Principles and policies concerning book selection was another focus of the Public Library Institute, held May 1-2, 1962, at Western Illinois University in Macomb. The institute welcomed librarians from small, rural libraries in Western Illinois and offered education on book selection principles. Model book selection policies were available, and participants learned how to create their own selection policies. Other sessions dealt with acquiring free or inexpensive library materials and book mending.539

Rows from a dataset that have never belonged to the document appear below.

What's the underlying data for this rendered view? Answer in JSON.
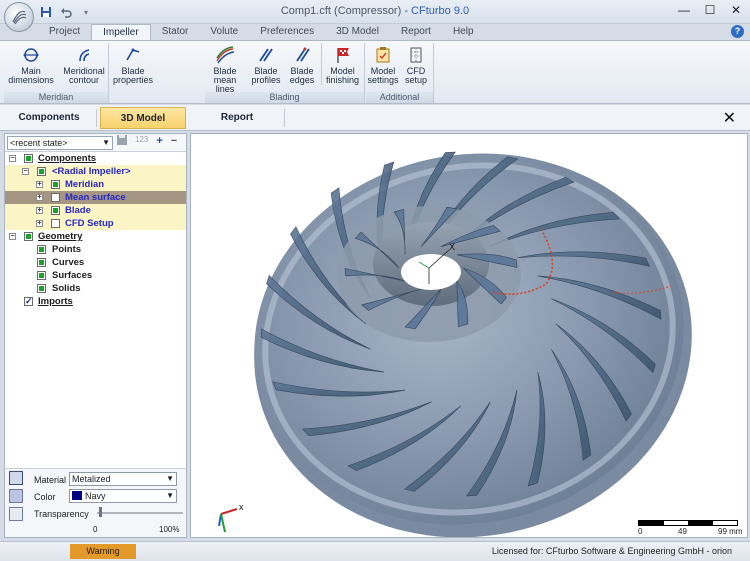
{
  "window": {
    "title": "Comp1.cft (Compressor) - ",
    "brand": "CFturbo 9.0",
    "controls": {
      "minimize": "—",
      "maximize": "☐",
      "close": "✕"
    }
  },
  "quick_access": {
    "save_icon": "save-icon",
    "undo_icon": "undo-icon"
  },
  "ribbon_tabs": [
    "Project",
    "Impeller",
    "Stator",
    "Volute",
    "Preferences",
    "3D Model",
    "Report",
    "Help"
  ],
  "active_ribbon_tab": "Impeller",
  "ribbon": {
    "groups": [
      {
        "label": "Meridian",
        "buttons": [
          {
            "label": "Main\ndimensions",
            "icon": "main-dimensions-icon"
          },
          {
            "label": "Meridional\ncontour",
            "icon": "meridional-contour-icon"
          }
        ]
      },
      {
        "label": "",
        "buttons": [
          {
            "label": "Blade\nproperties",
            "icon": "blade-properties-icon"
          }
        ]
      },
      {
        "label": "Blading",
        "buttons": [
          {
            "label": "Blade\nmean lines",
            "icon": "blade-mean-lines-icon"
          },
          {
            "label": "Blade\nprofiles",
            "icon": "blade-profiles-icon"
          },
          {
            "label": "Blade\nedges",
            "icon": "blade-edges-icon"
          },
          {
            "label": "Model\nfinishing",
            "icon": "model-finishing-icon"
          }
        ]
      },
      {
        "label": "Additional",
        "buttons": [
          {
            "label": "Model\nsettings",
            "icon": "model-settings-icon"
          },
          {
            "label": "CFD\nsetup",
            "icon": "cfd-setup-icon"
          }
        ]
      }
    ]
  },
  "subtabs": [
    "Components",
    "3D Model",
    "Report"
  ],
  "active_subtab": "3D Model",
  "state_selector": {
    "value": "<recent state>",
    "number_label": "123"
  },
  "tree": [
    {
      "label": "Components",
      "level": 0,
      "expander": "−",
      "check": "on",
      "style": "link"
    },
    {
      "label": "<Radial Impeller>",
      "level": 1,
      "expander": "−",
      "check": "on",
      "style": "blue",
      "bg": "yellow"
    },
    {
      "label": "Meridian",
      "level": 2,
      "expander": "+",
      "check": "on",
      "style": "blue",
      "bg": "yellow"
    },
    {
      "label": "Mean surface",
      "level": 2,
      "expander": "+",
      "check": "off",
      "style": "blue",
      "bg": "selected"
    },
    {
      "label": "Blade",
      "level": 2,
      "expander": "+",
      "check": "on",
      "style": "blue",
      "bg": "yellow"
    },
    {
      "label": "CFD Setup",
      "level": 2,
      "expander": "+",
      "check": "off",
      "style": "blue",
      "bg": "yellow"
    },
    {
      "label": "Geometry",
      "level": 0,
      "expander": "−",
      "check": "on",
      "style": "link"
    },
    {
      "label": "Points",
      "level": 1,
      "expander": "",
      "check": "on",
      "style": "plain"
    },
    {
      "label": "Curves",
      "level": 1,
      "expander": "",
      "check": "on",
      "style": "plain"
    },
    {
      "label": "Surfaces",
      "level": 1,
      "expander": "",
      "check": "on",
      "style": "plain"
    },
    {
      "label": "Solids",
      "level": 1,
      "expander": "",
      "check": "on",
      "style": "plain"
    },
    {
      "label": "Imports",
      "level": 0,
      "expander": "",
      "check": "tick",
      "style": "link"
    }
  ],
  "properties": {
    "material_label": "Material",
    "material_value": "Metalized",
    "color_label": "Color",
    "color_value": "Navy",
    "color_hex": "#000080",
    "transparency_label": "Transparency",
    "transparency_min": "0",
    "transparency_max": "100%",
    "transparency_value": 0
  },
  "viewport": {
    "scale_labels": [
      "0",
      "49",
      "99 mm"
    ],
    "axis_labels": {
      "x": "x",
      "triad_x": "X"
    }
  },
  "status": {
    "warning": "Warning",
    "license": "Licensed for: CFturbo Software & Engineering GmbH - orion"
  },
  "colors": {
    "accent_tab": "#f8d36c",
    "warning": "#e39a2a",
    "tree_selected": "#a59684",
    "tree_yellow": "#fbf5c5",
    "impeller_body": "#8898ad"
  }
}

Several other ventures were conducted in 1963. A mobile exhibit, The Traveling Exhibit of Children’s Books, continued the 1957 effort to promote children’s books for public library collections. The exhibit was placed on a bookmobile and circulated to public, school, and college libraries upon request. The only requirements for host libraries were a parking spot, a 110-volt electrical outlet, and an attendant for the vehicle during visiting hours. The following year, another bookmobile effort, the Traveling Book Exhibit Project, was an experimental venture to help rural librarians in book selection. In October 1963, the State Library added another in-house publication to its offerings. Public Library Abstracts, which had been in print since January 1960, was a collection of statistical data about American public libraries. All source materials used in the preparation of essays for the Public Library Abstracts were found at the library of  the University of Illinois Library School. Editorial duties were still handled by the university even after the State Library assumed control of publication. The following year, the Publication Unit was absorbed into the Technical Services Section.540